SOURCE RECORDS
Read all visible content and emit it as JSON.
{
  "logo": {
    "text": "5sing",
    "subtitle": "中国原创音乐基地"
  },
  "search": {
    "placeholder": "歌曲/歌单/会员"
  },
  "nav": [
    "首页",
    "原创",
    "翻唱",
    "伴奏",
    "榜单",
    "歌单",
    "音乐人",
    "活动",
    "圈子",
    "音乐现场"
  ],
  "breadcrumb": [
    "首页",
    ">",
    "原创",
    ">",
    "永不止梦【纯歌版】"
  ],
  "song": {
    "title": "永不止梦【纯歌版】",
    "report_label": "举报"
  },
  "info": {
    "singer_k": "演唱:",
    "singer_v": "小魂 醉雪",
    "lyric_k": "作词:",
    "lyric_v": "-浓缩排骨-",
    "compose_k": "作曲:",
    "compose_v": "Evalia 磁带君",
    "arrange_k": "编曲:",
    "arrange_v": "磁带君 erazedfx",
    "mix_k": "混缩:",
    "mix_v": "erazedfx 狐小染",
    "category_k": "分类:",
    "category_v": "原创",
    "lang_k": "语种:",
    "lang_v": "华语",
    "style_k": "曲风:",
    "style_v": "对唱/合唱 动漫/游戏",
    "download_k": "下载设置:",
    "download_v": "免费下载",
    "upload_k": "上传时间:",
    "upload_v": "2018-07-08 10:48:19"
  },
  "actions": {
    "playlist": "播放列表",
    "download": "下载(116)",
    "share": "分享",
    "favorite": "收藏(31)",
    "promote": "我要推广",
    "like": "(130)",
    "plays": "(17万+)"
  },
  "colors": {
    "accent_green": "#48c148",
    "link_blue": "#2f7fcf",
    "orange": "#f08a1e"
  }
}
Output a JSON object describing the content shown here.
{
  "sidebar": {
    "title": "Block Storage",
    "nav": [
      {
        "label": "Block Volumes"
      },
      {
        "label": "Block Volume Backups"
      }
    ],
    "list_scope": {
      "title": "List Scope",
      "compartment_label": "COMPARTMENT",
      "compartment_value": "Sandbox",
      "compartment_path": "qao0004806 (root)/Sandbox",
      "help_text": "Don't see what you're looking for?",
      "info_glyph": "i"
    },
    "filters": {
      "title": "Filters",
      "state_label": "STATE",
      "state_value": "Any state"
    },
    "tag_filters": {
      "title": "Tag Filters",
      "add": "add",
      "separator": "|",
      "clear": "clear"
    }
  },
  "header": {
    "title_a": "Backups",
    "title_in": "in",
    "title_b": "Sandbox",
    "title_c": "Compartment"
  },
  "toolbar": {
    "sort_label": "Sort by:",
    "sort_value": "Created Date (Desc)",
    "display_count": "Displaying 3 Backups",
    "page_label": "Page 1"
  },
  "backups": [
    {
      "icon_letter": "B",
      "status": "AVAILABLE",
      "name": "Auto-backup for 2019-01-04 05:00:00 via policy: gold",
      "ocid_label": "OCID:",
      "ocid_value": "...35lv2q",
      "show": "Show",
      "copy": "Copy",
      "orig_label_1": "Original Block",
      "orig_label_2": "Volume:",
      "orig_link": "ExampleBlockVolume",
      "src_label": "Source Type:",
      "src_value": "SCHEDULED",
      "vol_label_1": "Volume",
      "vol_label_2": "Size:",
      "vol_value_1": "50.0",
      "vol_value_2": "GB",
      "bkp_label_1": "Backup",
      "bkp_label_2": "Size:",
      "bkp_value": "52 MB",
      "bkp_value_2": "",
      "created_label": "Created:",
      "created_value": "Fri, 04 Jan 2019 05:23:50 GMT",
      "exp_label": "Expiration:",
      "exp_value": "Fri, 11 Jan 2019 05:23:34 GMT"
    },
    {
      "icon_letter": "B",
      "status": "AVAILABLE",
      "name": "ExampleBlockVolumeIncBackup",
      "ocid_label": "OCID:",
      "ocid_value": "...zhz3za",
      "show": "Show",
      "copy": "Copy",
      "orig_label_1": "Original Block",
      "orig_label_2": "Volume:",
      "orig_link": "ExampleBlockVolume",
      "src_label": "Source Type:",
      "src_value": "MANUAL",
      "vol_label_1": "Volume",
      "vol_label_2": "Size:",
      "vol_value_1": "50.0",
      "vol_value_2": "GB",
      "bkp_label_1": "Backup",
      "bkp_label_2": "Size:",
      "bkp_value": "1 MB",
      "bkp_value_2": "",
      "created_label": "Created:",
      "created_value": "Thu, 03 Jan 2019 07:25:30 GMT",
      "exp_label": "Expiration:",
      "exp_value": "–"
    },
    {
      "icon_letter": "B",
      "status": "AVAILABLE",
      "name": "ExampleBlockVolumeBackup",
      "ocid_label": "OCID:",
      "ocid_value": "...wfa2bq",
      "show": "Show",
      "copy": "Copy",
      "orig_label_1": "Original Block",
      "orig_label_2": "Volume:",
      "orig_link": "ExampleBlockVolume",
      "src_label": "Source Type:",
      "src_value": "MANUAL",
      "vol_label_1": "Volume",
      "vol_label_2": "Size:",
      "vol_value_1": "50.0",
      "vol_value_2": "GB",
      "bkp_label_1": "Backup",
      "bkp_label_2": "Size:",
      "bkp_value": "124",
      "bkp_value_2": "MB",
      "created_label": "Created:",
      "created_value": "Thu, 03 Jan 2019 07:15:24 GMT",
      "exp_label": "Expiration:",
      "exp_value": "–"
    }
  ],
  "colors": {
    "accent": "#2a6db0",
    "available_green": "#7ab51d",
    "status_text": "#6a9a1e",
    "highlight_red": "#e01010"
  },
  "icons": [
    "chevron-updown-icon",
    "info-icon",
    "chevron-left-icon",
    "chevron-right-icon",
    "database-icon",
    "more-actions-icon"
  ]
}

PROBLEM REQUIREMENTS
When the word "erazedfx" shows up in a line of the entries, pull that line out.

RESPONSE BELOW
    "arrange_v": "磁带君 erazedfx",
    "mix_v": "erazedfx 狐小染",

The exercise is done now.